=== Begin Enclosure ===

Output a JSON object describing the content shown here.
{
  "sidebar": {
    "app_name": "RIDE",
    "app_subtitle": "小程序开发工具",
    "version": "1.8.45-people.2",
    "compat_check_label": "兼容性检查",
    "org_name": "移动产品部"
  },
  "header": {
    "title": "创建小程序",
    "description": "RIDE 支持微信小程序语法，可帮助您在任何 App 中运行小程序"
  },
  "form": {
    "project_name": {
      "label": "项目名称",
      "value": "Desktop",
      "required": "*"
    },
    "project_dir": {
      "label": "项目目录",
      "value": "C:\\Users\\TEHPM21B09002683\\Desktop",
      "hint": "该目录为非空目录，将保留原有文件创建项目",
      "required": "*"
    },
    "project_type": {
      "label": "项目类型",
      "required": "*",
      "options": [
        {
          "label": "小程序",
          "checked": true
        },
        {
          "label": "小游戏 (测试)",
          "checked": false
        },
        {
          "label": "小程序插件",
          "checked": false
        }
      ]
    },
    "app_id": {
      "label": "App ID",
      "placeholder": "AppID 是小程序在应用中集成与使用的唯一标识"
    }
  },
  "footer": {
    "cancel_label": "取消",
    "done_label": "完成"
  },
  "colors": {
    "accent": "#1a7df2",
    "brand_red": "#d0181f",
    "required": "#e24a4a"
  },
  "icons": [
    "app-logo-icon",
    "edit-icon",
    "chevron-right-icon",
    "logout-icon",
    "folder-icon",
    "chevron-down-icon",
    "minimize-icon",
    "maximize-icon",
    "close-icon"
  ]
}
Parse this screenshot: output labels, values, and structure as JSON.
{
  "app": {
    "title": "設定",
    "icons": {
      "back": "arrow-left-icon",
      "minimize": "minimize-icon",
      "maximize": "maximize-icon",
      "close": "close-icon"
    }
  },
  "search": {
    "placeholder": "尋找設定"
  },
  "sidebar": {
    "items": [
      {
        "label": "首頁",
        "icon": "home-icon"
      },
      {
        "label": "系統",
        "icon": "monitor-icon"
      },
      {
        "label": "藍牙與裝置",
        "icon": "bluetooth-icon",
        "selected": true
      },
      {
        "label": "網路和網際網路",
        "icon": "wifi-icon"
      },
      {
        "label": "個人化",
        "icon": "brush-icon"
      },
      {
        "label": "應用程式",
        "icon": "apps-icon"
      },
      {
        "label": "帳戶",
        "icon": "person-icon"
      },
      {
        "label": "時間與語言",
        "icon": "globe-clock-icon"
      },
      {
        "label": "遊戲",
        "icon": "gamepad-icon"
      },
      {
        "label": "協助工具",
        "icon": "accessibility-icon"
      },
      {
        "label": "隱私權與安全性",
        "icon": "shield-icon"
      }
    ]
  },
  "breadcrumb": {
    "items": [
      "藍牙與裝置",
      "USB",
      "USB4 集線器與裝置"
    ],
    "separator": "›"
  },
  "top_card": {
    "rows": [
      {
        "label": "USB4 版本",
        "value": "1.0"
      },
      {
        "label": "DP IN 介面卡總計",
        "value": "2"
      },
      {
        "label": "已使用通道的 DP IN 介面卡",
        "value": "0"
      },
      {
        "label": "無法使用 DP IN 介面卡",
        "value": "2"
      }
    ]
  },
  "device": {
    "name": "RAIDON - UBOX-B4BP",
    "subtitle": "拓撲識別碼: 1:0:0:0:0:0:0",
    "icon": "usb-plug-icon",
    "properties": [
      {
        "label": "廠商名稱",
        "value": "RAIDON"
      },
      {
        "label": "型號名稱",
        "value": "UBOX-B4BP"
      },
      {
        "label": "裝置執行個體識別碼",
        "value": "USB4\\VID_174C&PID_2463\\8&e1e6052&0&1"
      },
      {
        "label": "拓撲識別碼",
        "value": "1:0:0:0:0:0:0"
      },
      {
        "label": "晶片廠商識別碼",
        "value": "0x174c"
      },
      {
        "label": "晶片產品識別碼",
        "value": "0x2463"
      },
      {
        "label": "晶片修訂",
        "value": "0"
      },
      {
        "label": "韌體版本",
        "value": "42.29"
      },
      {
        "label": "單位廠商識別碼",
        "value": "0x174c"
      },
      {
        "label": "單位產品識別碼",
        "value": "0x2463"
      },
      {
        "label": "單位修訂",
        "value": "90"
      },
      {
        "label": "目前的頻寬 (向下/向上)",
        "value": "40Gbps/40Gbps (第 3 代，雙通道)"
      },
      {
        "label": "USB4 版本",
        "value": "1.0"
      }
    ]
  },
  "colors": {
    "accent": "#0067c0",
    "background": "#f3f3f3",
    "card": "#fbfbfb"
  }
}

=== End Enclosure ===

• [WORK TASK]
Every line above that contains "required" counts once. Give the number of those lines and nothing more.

• [RESULT FOR THIS TASK]
4